Rautavaara has been often judged unfairly for his extremes in the use of tonality and that it suposedly limits his expression as an artist. If anyone knows anything about the arts in general, the fact is that one must look beyond the notes, the brush strokes, the scrapes and see the overall picture these little things present as a whole work. Rautavaara proves this case very well with this opera.
As is common in his operas, Rautavaara, who writes his own Libretti, explores the personalities of his lead characters as part of the story through great big monologues. This technique is nothing new in opera. Richard Wagner uses this to a T in all of his works. But unlike Wagner, Rautavaara is able to make the story delvelop at the same time. It doesn't just sit like rock in order to show off the ability of the singer, but rather, the story flows as we learn more about the characters and their developing predicament. Add to this, the great music which works exactly in the same way, and you've got yourself a masterpiece!

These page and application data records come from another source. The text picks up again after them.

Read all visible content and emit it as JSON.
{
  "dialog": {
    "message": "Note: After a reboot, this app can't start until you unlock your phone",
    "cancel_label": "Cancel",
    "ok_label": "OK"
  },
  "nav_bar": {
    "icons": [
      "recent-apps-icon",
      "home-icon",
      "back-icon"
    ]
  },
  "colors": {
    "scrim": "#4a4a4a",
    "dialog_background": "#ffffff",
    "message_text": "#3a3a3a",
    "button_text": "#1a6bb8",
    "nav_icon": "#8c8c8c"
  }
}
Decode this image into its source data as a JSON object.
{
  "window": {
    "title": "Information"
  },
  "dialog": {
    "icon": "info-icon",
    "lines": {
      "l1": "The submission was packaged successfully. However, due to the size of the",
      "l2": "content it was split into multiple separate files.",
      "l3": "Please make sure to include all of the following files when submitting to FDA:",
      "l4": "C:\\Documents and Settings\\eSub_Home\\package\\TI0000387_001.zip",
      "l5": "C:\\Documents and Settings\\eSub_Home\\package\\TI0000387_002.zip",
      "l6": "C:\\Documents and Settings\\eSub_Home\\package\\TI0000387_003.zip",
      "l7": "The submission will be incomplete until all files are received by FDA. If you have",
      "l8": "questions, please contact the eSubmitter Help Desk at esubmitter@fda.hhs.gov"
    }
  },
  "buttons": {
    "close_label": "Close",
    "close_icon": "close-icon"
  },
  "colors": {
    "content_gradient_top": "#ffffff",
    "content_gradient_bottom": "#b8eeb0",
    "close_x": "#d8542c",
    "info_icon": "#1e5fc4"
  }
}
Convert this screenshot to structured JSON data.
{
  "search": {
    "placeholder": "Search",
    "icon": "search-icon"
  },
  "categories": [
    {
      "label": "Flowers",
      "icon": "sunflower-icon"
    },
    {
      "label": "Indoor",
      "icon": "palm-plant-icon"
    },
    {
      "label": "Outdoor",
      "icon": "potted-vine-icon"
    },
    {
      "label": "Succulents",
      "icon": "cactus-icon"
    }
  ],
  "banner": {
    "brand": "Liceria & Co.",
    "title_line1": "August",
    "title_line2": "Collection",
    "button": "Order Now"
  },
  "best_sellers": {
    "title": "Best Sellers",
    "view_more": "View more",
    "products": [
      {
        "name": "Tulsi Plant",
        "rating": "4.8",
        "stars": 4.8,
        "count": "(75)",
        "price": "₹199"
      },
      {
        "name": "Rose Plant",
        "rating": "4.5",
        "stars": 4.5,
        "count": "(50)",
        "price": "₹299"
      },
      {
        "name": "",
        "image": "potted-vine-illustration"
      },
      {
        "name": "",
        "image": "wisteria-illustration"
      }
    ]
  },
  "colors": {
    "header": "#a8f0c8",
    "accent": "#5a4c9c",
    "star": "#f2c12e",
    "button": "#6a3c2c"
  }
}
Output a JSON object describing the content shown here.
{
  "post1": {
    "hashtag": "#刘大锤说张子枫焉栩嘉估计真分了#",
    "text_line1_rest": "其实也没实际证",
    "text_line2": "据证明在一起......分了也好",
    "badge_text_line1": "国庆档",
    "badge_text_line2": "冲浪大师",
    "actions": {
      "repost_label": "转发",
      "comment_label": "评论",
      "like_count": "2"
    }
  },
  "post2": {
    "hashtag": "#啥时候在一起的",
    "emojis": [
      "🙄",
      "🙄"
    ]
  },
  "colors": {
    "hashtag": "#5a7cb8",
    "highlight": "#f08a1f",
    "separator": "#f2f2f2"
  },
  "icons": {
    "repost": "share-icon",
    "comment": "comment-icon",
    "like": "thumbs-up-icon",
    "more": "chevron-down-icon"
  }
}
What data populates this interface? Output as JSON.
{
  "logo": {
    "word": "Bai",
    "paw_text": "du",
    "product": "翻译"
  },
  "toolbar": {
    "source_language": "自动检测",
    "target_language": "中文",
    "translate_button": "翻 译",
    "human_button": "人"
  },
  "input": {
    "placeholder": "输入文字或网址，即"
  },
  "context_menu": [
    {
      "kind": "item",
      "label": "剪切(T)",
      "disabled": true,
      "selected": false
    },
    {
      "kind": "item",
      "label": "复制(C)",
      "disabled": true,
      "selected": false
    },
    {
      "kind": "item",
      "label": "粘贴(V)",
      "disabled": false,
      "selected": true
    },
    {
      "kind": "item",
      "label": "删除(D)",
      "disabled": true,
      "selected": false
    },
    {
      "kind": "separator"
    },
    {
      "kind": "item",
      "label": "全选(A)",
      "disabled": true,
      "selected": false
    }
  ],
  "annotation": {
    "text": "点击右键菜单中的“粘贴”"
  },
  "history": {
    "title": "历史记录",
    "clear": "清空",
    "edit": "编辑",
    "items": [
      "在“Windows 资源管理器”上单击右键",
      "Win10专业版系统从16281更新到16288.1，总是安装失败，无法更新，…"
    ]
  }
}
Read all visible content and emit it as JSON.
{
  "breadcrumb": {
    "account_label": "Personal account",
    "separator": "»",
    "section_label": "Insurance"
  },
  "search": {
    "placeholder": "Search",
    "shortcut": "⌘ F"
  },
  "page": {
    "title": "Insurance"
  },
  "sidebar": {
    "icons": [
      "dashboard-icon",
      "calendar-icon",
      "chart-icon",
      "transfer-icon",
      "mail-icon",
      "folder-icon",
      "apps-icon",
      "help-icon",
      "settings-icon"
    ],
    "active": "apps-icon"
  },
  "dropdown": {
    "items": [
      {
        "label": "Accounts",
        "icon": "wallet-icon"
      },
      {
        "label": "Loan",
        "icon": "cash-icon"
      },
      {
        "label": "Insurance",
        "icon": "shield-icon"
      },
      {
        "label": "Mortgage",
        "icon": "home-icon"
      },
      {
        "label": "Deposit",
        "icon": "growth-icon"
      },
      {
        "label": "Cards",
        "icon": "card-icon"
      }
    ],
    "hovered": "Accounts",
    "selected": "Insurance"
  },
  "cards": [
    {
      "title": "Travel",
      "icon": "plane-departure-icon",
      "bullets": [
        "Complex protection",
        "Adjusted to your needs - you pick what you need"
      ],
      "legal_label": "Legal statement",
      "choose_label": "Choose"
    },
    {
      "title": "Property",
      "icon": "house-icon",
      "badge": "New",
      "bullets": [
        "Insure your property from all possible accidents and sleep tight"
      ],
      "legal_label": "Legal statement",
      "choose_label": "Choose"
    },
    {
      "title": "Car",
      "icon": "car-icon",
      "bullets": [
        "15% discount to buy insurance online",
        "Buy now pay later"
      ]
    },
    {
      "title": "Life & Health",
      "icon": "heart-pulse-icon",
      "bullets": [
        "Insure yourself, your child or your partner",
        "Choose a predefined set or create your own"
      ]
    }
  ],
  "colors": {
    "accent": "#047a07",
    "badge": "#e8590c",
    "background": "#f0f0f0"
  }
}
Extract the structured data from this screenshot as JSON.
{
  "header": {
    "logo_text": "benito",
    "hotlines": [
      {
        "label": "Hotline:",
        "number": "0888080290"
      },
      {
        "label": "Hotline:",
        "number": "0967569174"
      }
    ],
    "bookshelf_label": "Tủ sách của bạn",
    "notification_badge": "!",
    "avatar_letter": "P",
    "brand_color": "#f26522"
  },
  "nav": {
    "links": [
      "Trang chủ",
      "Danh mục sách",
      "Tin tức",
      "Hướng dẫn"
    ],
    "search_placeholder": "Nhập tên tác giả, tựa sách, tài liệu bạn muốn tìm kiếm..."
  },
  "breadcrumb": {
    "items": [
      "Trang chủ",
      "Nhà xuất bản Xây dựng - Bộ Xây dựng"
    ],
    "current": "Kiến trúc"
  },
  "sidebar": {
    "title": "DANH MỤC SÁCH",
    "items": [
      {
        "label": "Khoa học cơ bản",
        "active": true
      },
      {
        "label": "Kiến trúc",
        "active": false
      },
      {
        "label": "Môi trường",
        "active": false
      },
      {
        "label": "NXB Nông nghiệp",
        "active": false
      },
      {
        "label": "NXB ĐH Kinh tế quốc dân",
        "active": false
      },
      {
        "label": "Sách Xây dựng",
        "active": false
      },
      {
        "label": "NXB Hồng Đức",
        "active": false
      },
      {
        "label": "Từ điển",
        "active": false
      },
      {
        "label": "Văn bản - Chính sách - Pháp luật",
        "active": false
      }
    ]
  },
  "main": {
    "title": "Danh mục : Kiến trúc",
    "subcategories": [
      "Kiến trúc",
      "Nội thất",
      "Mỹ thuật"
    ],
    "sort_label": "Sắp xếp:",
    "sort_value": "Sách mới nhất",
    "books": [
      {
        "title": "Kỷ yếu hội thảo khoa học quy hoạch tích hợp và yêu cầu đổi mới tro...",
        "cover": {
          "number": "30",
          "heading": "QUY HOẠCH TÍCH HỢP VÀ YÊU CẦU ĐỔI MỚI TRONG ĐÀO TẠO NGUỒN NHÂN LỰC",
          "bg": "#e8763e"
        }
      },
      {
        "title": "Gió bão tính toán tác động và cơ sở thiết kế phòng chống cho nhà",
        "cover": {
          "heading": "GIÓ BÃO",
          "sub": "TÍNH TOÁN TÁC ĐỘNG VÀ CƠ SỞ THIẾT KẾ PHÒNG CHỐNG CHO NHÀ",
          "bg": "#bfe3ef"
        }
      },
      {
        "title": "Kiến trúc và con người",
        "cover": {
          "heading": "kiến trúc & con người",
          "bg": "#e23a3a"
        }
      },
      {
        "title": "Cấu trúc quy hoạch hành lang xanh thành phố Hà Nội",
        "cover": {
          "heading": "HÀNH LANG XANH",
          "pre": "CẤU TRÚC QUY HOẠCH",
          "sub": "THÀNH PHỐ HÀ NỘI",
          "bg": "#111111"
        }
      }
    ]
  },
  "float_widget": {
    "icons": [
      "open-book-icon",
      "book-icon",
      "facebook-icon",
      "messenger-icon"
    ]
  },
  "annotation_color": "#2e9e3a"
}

The part of Rasputin was written for the great bass Matti Salminen, who at age 60 has not diminished in vocal quality whatsoever. Given his overall great voice and his unique way of attacking great high notes at key moments throughout, Salminen is simply the best bass singer around today. Other great singers in this opera include the Mezzo Lilli Paasikivi as the Czarina Alexandra and the Baritone Jorma Hynninen as Czar Nicholas. Both of whom give great performances as the troubled couple dealing with a hardship of a soon to be communist Russia.
As you can tell, I love this work very much. May it have the same life as the classics!"